    In His Love
    -Atone
     
  11. Timsings

    Timsings
    Expand Collapse
    Member

    Joined:
    Aug 8, 2006
    Messages:
    585
    Likes Received:
    0
    Another thing that you might look into is shape-note singing. I've been attending Sacred Harp singings for over 30 years. I discovered some years ago that it was helping my sight-reading a good bit. If you are unfamiliar with this type of group singing, you can look at <www.fasola.org>. This site has more than you ever want to know about shape-note singing. Click on the "Singings" link. Scroll down to the "Local Singings" section. You find a list of links to various local groups. There are two listed for NC. You'll have to contact them to see if there is one near you. They will teach you how to read music by recognizing the intervals between the notes according to their shapes. The method is over 200 years old. It works very well. This music is sung without instrumental accompaniment, so the singers have to lean on each other. Also, there are no solos. If you look into this, I'd be interested in hearing your reaction.

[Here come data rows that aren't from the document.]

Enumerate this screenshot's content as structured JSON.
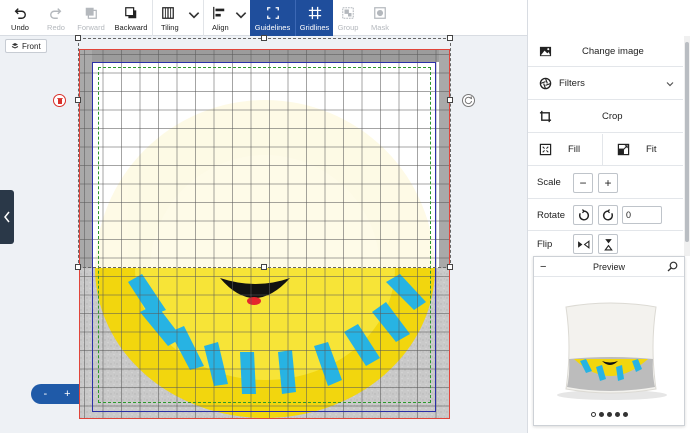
{
  "toolbar": {
    "undo": "Undo",
    "redo": "Redo",
    "forward": "Forward",
    "backward": "Backward",
    "tiling": "Tiling",
    "align": "Align",
    "guidelines": "Guidelines",
    "gridlines": "Gridlines",
    "group": "Group",
    "mask": "Mask"
  },
  "canvas": {
    "side_label": "Front",
    "zoom_minus": "-",
    "zoom_plus": "+"
  },
  "panel": {
    "change_image": "Change image",
    "filters": "Filters",
    "crop": "Crop",
    "fill": "Fill",
    "fit": "Fit",
    "scale": "Scale",
    "scale_minus": "−",
    "scale_plus": "+",
    "rotate": "Rotate",
    "rotate_value": "0",
    "flip": "Flip"
  },
  "preview": {
    "title": "Preview",
    "collapse": "−",
    "active_dot": 0,
    "dot_count": 5
  },
  "colors": {
    "accent": "#1f4e9c",
    "print_area_border": "#e0443a",
    "bleed_guide": "#2b2fa8",
    "safe_guide": "#2c9a2c"
  }
}
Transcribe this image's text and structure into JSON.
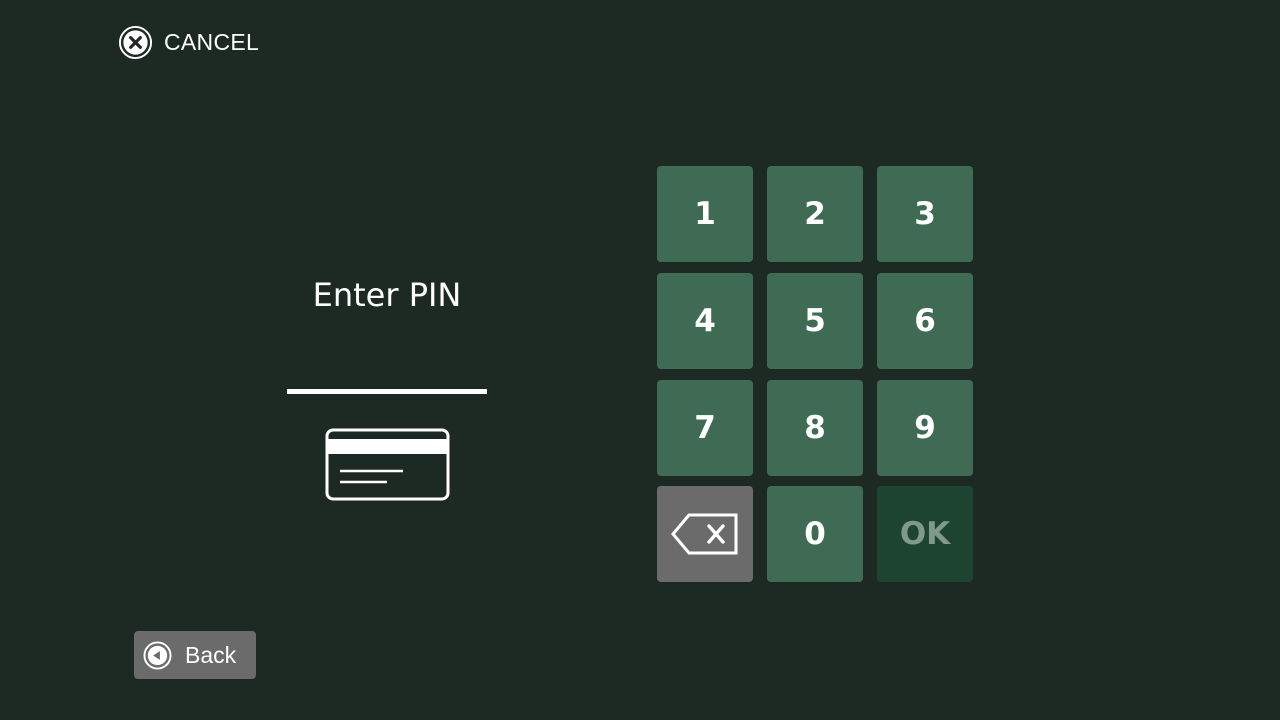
{
  "header": {
    "cancel_label": "CANCEL",
    "cancel_icon": "close-circle-icon"
  },
  "pin": {
    "title": "Enter PIN",
    "card_icon": "credit-card-icon"
  },
  "keypad": {
    "keys": [
      "1",
      "2",
      "3",
      "4",
      "5",
      "6",
      "7",
      "8",
      "9",
      "0"
    ],
    "backspace_icon": "backspace-icon",
    "ok_label": "OK"
  },
  "footer": {
    "back_label": "Back",
    "back_icon": "arrow-left-circle-icon"
  },
  "colors": {
    "background": "#1d2a24",
    "key": "#3f6b55",
    "key_disabled": "#1d4431",
    "key_disabled_text": "#7f9a8c",
    "backspace_key": "#6b6b6b",
    "back_button": "#6b6b6b",
    "text": "#ffffff"
  }
}
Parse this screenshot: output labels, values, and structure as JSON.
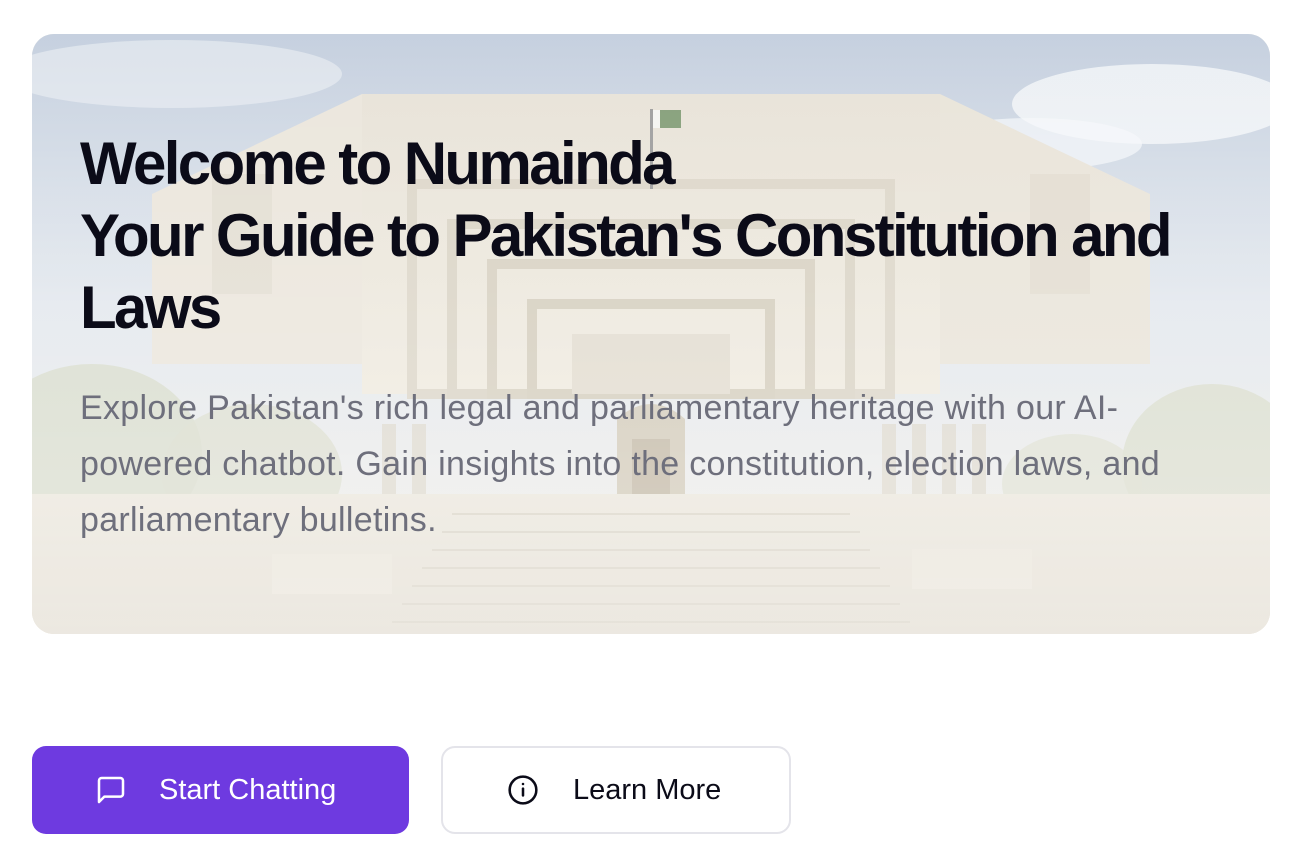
{
  "hero": {
    "title_line1": "Welcome to Numainda",
    "title_line2": "Your Guide to Pakistan's Constitution and",
    "title_line3": "Laws",
    "description": "Explore Pakistan's rich legal and parliamentary heritage with our AI-powered chatbot. Gain insights into the constitution, election laws, and parliamentary bulletins.",
    "background": "supreme-court-building-image"
  },
  "actions": {
    "start_chatting": {
      "label": "Start Chatting",
      "icon": "message-square-icon"
    },
    "learn_more": {
      "label": "Learn More",
      "icon": "info-icon"
    }
  },
  "colors": {
    "primary": "#6e3ae0",
    "title": "#0b0b18",
    "description": "#6e6f7c",
    "secondary_border": "#e4e4ea"
  }
}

    Tim Reynolds
     
  12. Sopranette

    Sopranette
    Expand Collapse
    Banned

    Joined:
    Aug 24, 2006
    Messages:
    1,828
    Likes Received:
    0
    I'll definitely look in to it!
    Thank you, Timsings!

    Sopranette
     
  13. rlvaughn

    rlvaughn
    Expand Collapse
    Well-Known Member

    Joined:
    Mar 20, 2001
    Messages:
    5,139
    Likes Received:
    25
    Sopranette, when I saw your question, "What's the fastest way to learn to read music?" my first thought was "shape notes" (especially since your interest is in singing). This method has been proven beneficial through time-tested use and even a controlled study. I didn't get around to logging in and posting then, but now I just wanted to log on and second what Tim Reynolds had to say. The only possible drawback for church use is that some songs you want to sing might not be available in shape notes. But even that problem can be overcome. Be sure and take a look.
     
  14. Lifter

    Lifter
    Expand Collapse
    New Member

    Joined:
    Aug 26, 2002
    Messages:
    36
    Likes Received:
    0
    rlvaughn,
    You mentioned shape notes. I've been wondering if you are related to James D. Vaughn who started the Vaughn music company. And do you attend the singing conventions in Texas. I have several friends from that area who do.
    Joel
     
  15. rlvaughn

    rlvaughn
    Expand Collapse
    Well-Known Member

    Joined:
    Mar 20, 2001
    Messages:
    5,139
    Likes Received:
    25
    Joel, as far as I know, we are not related to James D. Vaughn/Vaughan (I think he spelled it "Vaughan", but that doesn't mean we're not related; both spellings go back to the same source). At the least any kinship would be distant.

    I don't attend the "little book" (7-shape) conventions very often, but if your singing friends are in Eastern Texas I may know them.
     
  16. rlvaughn

    rlvaughn
    Expand Collapse
    Well-Known Member

    Joined:
    Mar 20, 2001
    Messages:
    5,139
    Likes Received:
    25
    Sopranette, I thought you might enjoy this shape note singing lesson from the Smithsonian website. Someone posted the link on our listserve today, and I thought about you and this thread. It is pdf, so you'll need Adobe Acrobat reader; it's fairly large, so may take a while to load.

    http://www.smithsonianeducation.org/educators/lesson_plans/shapenote.pdf
     
  17. Sopranette

    Sopranette
    Expand Collapse
    Banned

    Joined:
    Aug 24, 2006
    Messages:
    1,828
    Likes Received:
    0
    Thank you...all! I'll check out the site today. We do have DSL, so maybe I wouldn't have any problems downloading it.
     

Share This Page

Loading...